Or you do until your lives run out, which some of these stories considered and others did not: here was one that did not appear to do so until very late in the day. It was directed by Joe Carnahan, who took an existing screenplay by brothers Chris Borey and Eddie Borey and rewrote it to beef up the emotional element he felt it needed to connect with audiences. Whether it would have or not was a moot point, because eventually the studio decided not to release it, and it escaped onto a streaming service in North America two years later, only securing theatrical releases in select countries (admittedly, there were also pandemic motives for this).

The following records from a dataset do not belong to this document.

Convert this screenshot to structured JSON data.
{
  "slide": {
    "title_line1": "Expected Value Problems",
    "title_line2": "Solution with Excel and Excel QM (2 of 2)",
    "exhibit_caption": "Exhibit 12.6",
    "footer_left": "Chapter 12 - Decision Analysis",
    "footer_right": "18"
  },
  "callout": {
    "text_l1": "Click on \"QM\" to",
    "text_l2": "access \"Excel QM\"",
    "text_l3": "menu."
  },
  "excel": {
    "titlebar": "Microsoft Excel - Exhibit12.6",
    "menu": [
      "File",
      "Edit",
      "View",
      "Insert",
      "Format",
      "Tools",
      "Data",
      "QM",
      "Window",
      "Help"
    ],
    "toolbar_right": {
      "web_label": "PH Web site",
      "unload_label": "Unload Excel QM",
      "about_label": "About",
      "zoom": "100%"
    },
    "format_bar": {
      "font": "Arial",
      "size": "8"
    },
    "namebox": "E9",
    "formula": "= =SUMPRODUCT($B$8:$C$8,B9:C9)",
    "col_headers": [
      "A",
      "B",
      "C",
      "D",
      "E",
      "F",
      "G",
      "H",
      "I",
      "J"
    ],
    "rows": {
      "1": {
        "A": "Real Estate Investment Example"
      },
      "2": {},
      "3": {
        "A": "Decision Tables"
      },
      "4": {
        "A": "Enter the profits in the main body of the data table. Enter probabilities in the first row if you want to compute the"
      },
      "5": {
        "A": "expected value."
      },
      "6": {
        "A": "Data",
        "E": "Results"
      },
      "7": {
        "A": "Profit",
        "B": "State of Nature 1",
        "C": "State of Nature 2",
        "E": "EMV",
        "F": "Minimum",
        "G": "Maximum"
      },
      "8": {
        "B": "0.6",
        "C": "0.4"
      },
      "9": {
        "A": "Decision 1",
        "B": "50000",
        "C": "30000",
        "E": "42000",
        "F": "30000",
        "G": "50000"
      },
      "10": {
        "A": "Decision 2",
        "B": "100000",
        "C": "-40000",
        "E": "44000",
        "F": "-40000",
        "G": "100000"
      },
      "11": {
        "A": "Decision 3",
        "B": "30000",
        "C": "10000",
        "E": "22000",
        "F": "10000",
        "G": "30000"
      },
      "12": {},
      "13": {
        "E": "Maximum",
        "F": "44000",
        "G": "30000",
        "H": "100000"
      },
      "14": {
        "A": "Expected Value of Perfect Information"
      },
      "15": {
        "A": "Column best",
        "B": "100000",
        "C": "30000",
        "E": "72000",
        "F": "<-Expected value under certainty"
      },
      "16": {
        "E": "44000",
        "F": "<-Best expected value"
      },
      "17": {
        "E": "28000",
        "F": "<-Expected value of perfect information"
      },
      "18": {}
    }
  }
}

Nevertheless, it must have been disappointing, and it seems the lack of faith was down to the stars, Grillo regarded as a straight to video kind of guy rather than a big screen leading man, and the choice of villain with Mel Gibson still proving a sticking point with some audiences as past complaints about him resurfaced. Indeed, Gibson's biggest fans by that time seemed to be middle aged action and thriller directors happy to cast him in items like this, and to be fair, if you needed to be fair, he was very effective here, though blatantly given a centrepiece speech to bulk up his role more, since he did not have a whole lot to do otherwise. He was also a little lost amid the more colourful bad guys and girls.

Mind you, Gibson had more to do that Michelle Yeoh, who no matter that she was one of the biggest stars in the picture, had barely three scenes in this, and only one of those of any significance, something she could have done in her sleep by this stage. But this was an ensemble supporting Grillo, a mixture of crazed assassins and quirky neutral characters: love interest Naomi Watts was pretty vanilla here, yes, she was the one who we discover kicked off the science fiction explanation for Roy's repetitive existence, but she was really present simply to be rescued. Grillo recruited his own son to play Roy's son, living out that day reconnecting with the boy, and this was the main addition Carnahan made to the plot which rather slows things down if you were being honest. Also, there was a long section where we flashed back to see why all this was going on that felt like too much exposition: we all had the measure of this narrative, we did not need it overexplained. But it was difficult to mess it up too badly, and if it was finally on the conventional side, Grillo was good value and there was some fun to be had. Music by Clinton Shorter.
Reviewer: Graeme Clark


This review has been viewed 241 time(s).

As a member you could Rate this film

Review Comments (0)

Untitled 1

Forgotten your details? Enter email address in Username box and click Reminder. Your details will be emailed to you.

Latest Poll
Which star probably has psychic powers?
Laurence Fishburne
Nicolas Cage
Anya Taylor-Joy
Patrick Stewart
Sissy Spacek
Michelle Yeoh
Aubrey Plaza
Tom Cruise
Beatrice Dalle
Michael Ironside

Recent Visitors
Graeme Clark
Andrew Pragasam
Darren Jones
Enoch Sneed
  Desbris M
  Paul Tuersley
  Chris Garbutt
  Sdfadf Rtfgsdf


Last Updated: